Medical professionals are also experiencing an alarming prevalence of mental, neurological and psychosocial disorders and are in need of appropriate attention.
According to a 2013 study, even before the worst onslaught of the pandemic, South Africa’s public healthcare system was historically overburdened, with medical professionals facing burnout.
At the height of the pandemic, South Africa experienced a gross shortage of healthcare workers to cover shifts in hospitals. Limited resources and an increasing workload inevitably challenged medical professionals’ ability to perform optimally.
At a webinar earlier this year, Dr Saeeda Paruk, psychiatry lecturer at the University of KwaZulu-Natal reported that anxiety disorders in healthcare workers have increased significantly at an average prevalence rate of 44% during the pandemic.
Society expects doctors to be all-knowing, well-rounded, high-achieving individuals, and often doctors also expect this of themselves. However, healthcare providers have a set of financial challenges that are unique to them.
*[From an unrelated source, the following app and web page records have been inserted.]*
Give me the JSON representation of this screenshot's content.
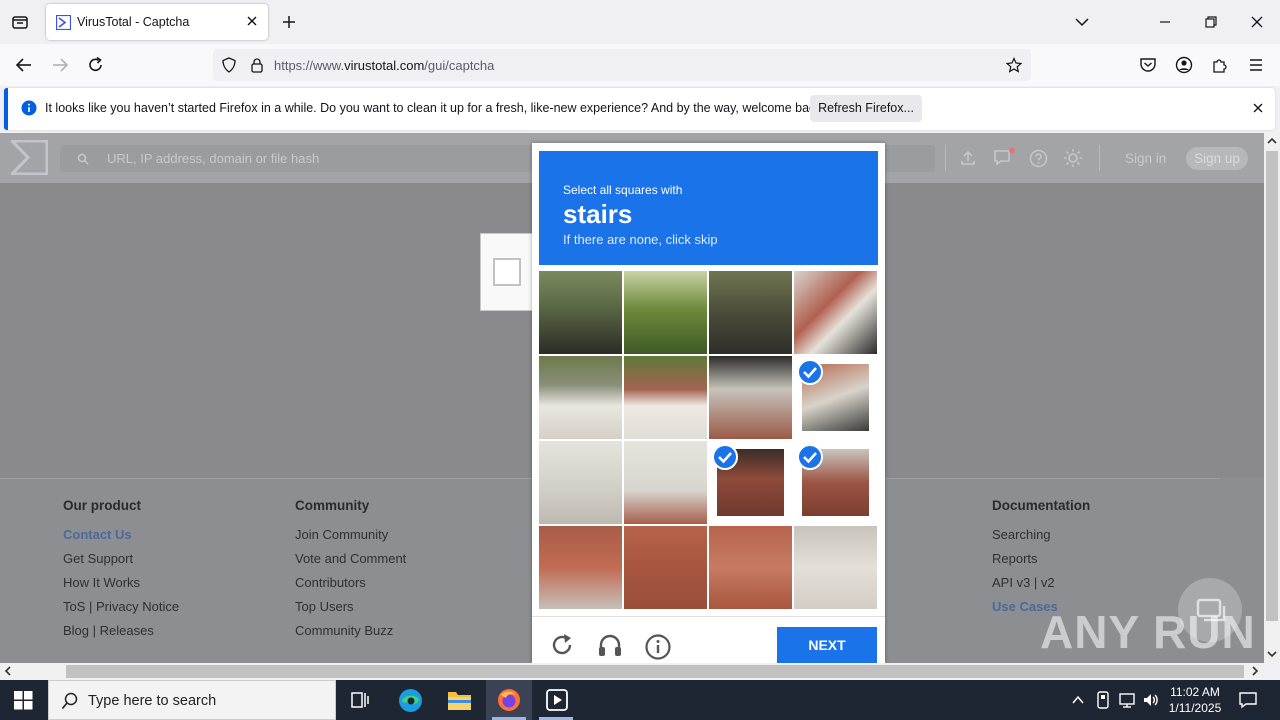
{
  "browser": {
    "tab_title": "VirusTotal - Captcha",
    "url_prefix": "https://www.",
    "url_host": "virustotal.com",
    "url_path": "/gui/captcha"
  },
  "notification": {
    "message": "It looks like you haven’t started Firefox in a while. Do you want to clean it up for a fresh, like-new experience? And by the way, welcome back!",
    "button": "Refresh Firefox..."
  },
  "vt_header": {
    "search_placeholder": "URL, IP address, domain or file hash",
    "sign_in": "Sign in",
    "sign_up": "Sign up"
  },
  "captcha": {
    "prompt_line1": "Select all squares with",
    "prompt_keyword": "stairs",
    "prompt_line3": "If there are none, click skip",
    "next_label": "NEXT",
    "selected_cells": [
      7,
      10,
      11
    ]
  },
  "footer": {
    "product": {
      "heading": "Our product",
      "items": [
        "Contact Us",
        "Get Support",
        "How It Works",
        "ToS | Privacy Notice",
        "Blog | Releases"
      ]
    },
    "community": {
      "heading": "Community",
      "items": [
        "Join Community",
        "Vote and Comment",
        "Contributors",
        "Top Users",
        "Community Buzz"
      ]
    },
    "documentation": {
      "heading": "Documentation",
      "items": [
        "Searching",
        "Reports",
        "API v3 | v2",
        "Use Cases"
      ]
    }
  },
  "taskbar": {
    "search_placeholder": "Type here to search",
    "time": "11:02 AM",
    "date": "1/11/2025"
  },
  "watermark": "ANY RUN",
  "colors": {
    "accent": "#1a73e8",
    "notif_accent": "#0060df",
    "taskbar": "#1f2633"
  }
}
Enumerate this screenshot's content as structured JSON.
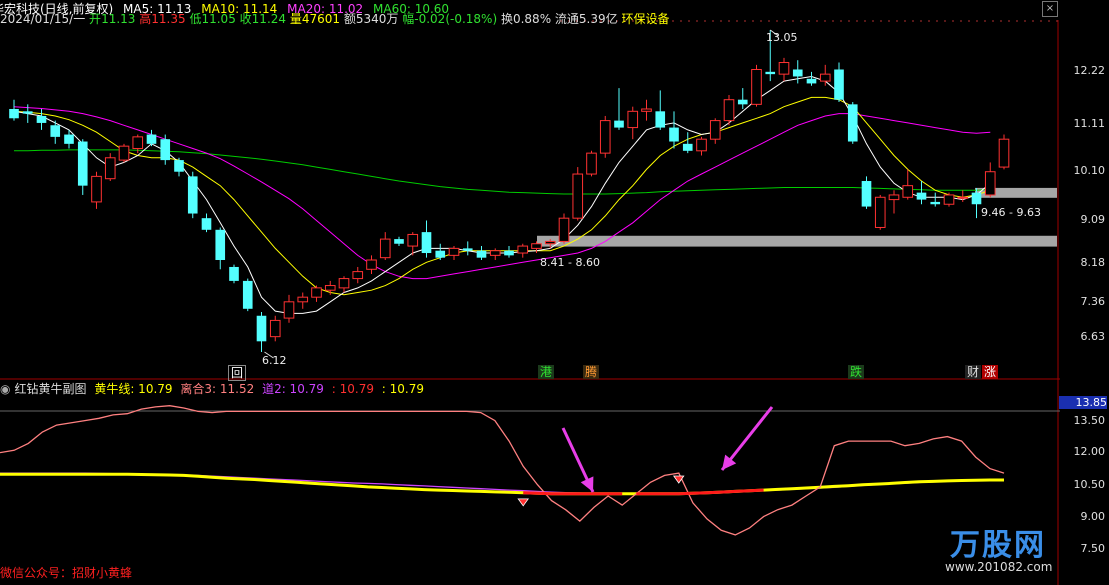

Often starting during their studies, medical professionals face combined challenges of long hours and sleep deprivation. They also feel the pressure of social isolation while caring for patients in resource-constrained environments, paying off student loans and financially providing for extended family. This, together with other everyday stressors, creates a perfect storm that impacts young doctors’ physical and mental health.
Despite the high income that comes with their profession, many medical workers are not equipped to manage their personal finances, which compounds their stress. In addition to the fact that they start earning a living later than their cohorts, they face the risk of losing their ability to work in their profession at any time due to burnout or any other adverse events.
The lesson is that earning power is not enough, and even medical professionals need to have financial experts to take care of their financial matters, investments and wealth-management portfolios, while they focus on their patients.
A key way to help healthcare professionals with their financial well-being is to offer them financial-education opportunities. They may be high-income earners, but the right skills and habits to manage finances successfully may not come naturally.
The introduction of lunch-hour seminars or flexible webinars on topics such as home-loan management, debt reduction, retirement planning and student-loan repayment will go a long way in empowering healthcare professionals to stay on top of their finances.
Addressing mental health is the right and healthy thing to do, regardless of the stigma associated with it. Medical professionals who fear losing their career or reputation as a result, avoid seeking help, running a risk to themselves and their patients.